## Exercise
Return the data below exactly, please, but drop the pictures.

Page and application data records:
════════════════
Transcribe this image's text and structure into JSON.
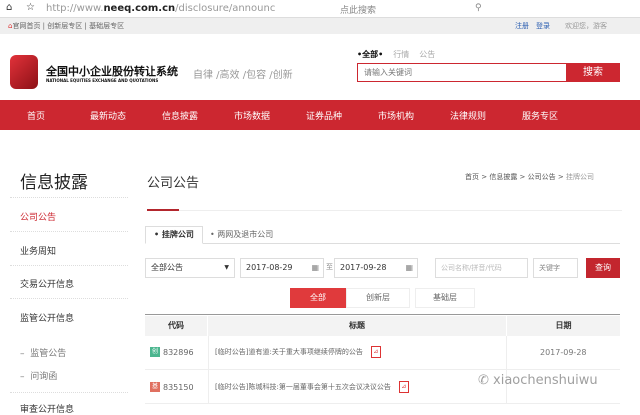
{
  "browser": {
    "url_prefix": "http://www.",
    "url_domain": "neeq.com.cn",
    "url_path": "/disclosure/announc",
    "search_placeholder": "点此搜索"
  },
  "bookmarks": {
    "links": "官网首页 | 创新层专区 | 基础层专区",
    "register": "注册",
    "login": "登录",
    "welcome": "欢迎您，游客"
  },
  "header": {
    "logo_cn": "全国中小企业股份转让系统",
    "logo_en": "NATIONAL EQUITIES EXCHANGE AND QUOTATIONS",
    "slogan": "自律 /高效 /包容 /创新",
    "search_tabs": [
      "•全部•",
      "行情",
      "公告"
    ],
    "search_placeholder": "请输入关键词",
    "search_button": "搜索"
  },
  "nav": [
    "首页",
    "最新动态",
    "信息披露",
    "市场数据",
    "证券品种",
    "市场机构",
    "法律规则",
    "服务专区"
  ],
  "sidebar": {
    "title": "信息披露",
    "items": [
      "公司公告",
      "业务周知",
      "交易公开信息",
      "监管公开信息"
    ],
    "sub_items": [
      "监管公告",
      "问询函"
    ],
    "last": "审查公开信息"
  },
  "main": {
    "title": "公司公告",
    "breadcrumb": [
      "首页",
      "信息披露",
      "公司公告",
      "挂牌公司"
    ],
    "tabs": [
      "• 挂牌公司",
      "• 两网及退市公司"
    ],
    "filters": {
      "type": "全部公告",
      "date_from": "2017-08-29",
      "to": "至",
      "date_to": "2017-09-28",
      "company_placeholder": "公司名称/拼音/代码",
      "keyword_placeholder": "关键字",
      "query": "查询"
    },
    "segments": [
      "全部",
      "创新层",
      "基础层"
    ],
    "table": {
      "headers": [
        "代码",
        "标题",
        "日期"
      ],
      "rows": [
        {
          "badge": "创",
          "code": "832896",
          "title": "[临时公告]道有道:关于重大事项继续停牌的公告",
          "date": "2017-09-28"
        },
        {
          "badge": "基",
          "code": "835150",
          "title": "[临时公告]陈城科技:第一届董事会第十五次会议决议公告",
          "date": ""
        }
      ]
    }
  },
  "watermark": "xiaochenshuiwu",
  "colors": {
    "brand_red": "#cc2730"
  }
}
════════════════
## Exercise result
Transcribe this image's text and structure into JSON.
{
  "browser": {
    "url_prefix": "http://www.",
    "url_domain": "neeq.com.cn",
    "url_path": "/disclosure/announc",
    "search_placeholder": "点此搜索"
  },
  "bookmarks": {
    "links": "官网首页 | 创新层专区 | 基础层专区",
    "register": "注册",
    "login": "登录",
    "welcome": "欢迎您，游客"
  },
  "header": {
    "logo_cn": "全国中小企业股份转让系统",
    "logo_en": "NATIONAL EQUITIES EXCHANGE AND QUOTATIONS",
    "slogan": "自律 /高效 /包容 /创新",
    "search_tabs": [
      "•全部•",
      "行情",
      "公告"
    ],
    "search_placeholder": "请输入关键词",
    "search_button": "搜索"
  },
  "nav": [
    "首页",
    "最新动态",
    "信息披露",
    "市场数据",
    "证券品种",
    "市场机构",
    "法律规则",
    "服务专区"
  ],
  "sidebar": {
    "title": "信息披露",
    "items": [
      "公司公告",
      "业务周知",
      "交易公开信息",
      "监管公开信息"
    ],
    "sub_items": [
      "监管公告",
      "问询函"
    ],
    "last": "审查公开信息"
  },
  "main": {
    "title": "公司公告",
    "breadcrumb": [
      "首页",
      "信息披露",
      "公司公告",
      "挂牌公司"
    ],
    "tabs": [
      "• 挂牌公司",
      "• 两网及退市公司"
    ],
    "filters": {
      "type": "全部公告",
      "date_from": "2017-08-29",
      "to": "至",
      "date_to": "2017-09-28",
      "company_placeholder": "公司名称/拼音/代码",
      "keyword_placeholder": "关键字",
      "query": "查询"
    },
    "segments": [
      "全部",
      "创新层",
      "基础层"
    ],
    "table": {
      "headers": [
        "代码",
        "标题",
        "日期"
      ],
      "rows": [
        {
          "badge": "创",
          "code": "832896",
          "title": "[临时公告]道有道:关于重大事项继续停牌的公告",
          "date": "2017-09-28"
        },
        {
          "badge": "基",
          "code": "835150",
          "title": "[临时公告]陈城科技:第一届董事会第十五次会议决议公告",
          "date": ""
        }
      ]
    }
  },
  "watermark": "xiaochenshuiwu",
  "colors": {
    "brand_red": "#cc2730"
  }
}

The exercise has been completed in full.